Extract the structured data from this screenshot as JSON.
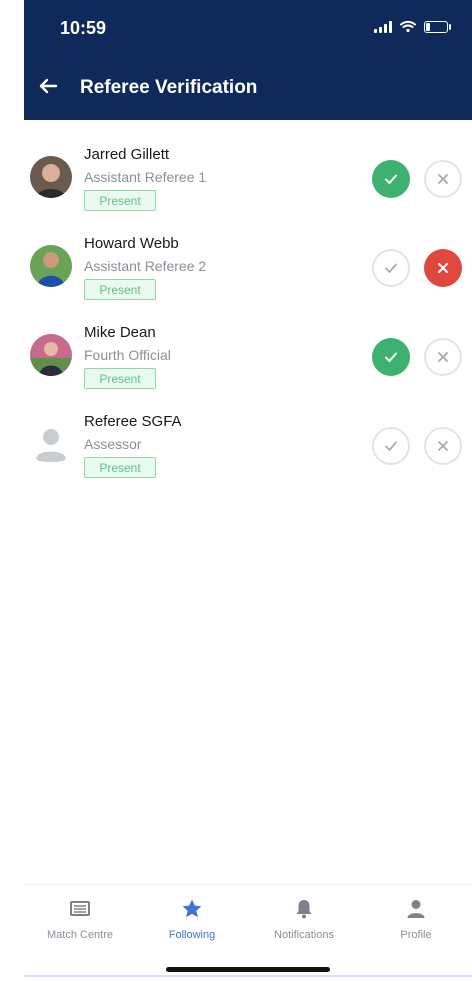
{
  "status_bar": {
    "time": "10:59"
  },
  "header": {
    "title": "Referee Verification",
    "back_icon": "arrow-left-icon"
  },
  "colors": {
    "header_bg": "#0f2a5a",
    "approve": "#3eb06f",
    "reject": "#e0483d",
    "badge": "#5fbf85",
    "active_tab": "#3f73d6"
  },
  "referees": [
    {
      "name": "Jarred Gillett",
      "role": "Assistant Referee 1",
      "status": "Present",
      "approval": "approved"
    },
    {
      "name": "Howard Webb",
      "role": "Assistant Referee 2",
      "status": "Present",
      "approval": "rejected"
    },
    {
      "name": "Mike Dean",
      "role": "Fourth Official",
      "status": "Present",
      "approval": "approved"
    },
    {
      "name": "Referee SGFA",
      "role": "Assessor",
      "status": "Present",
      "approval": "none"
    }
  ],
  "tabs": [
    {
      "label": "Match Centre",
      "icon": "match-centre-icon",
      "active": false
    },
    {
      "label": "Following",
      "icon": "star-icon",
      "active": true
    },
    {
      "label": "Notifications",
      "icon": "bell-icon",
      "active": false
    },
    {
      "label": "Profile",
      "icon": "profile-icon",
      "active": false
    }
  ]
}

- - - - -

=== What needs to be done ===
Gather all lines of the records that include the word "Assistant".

=== Solution ===
      "role": "Assistant Referee 1",
      "role": "Assistant Referee 2",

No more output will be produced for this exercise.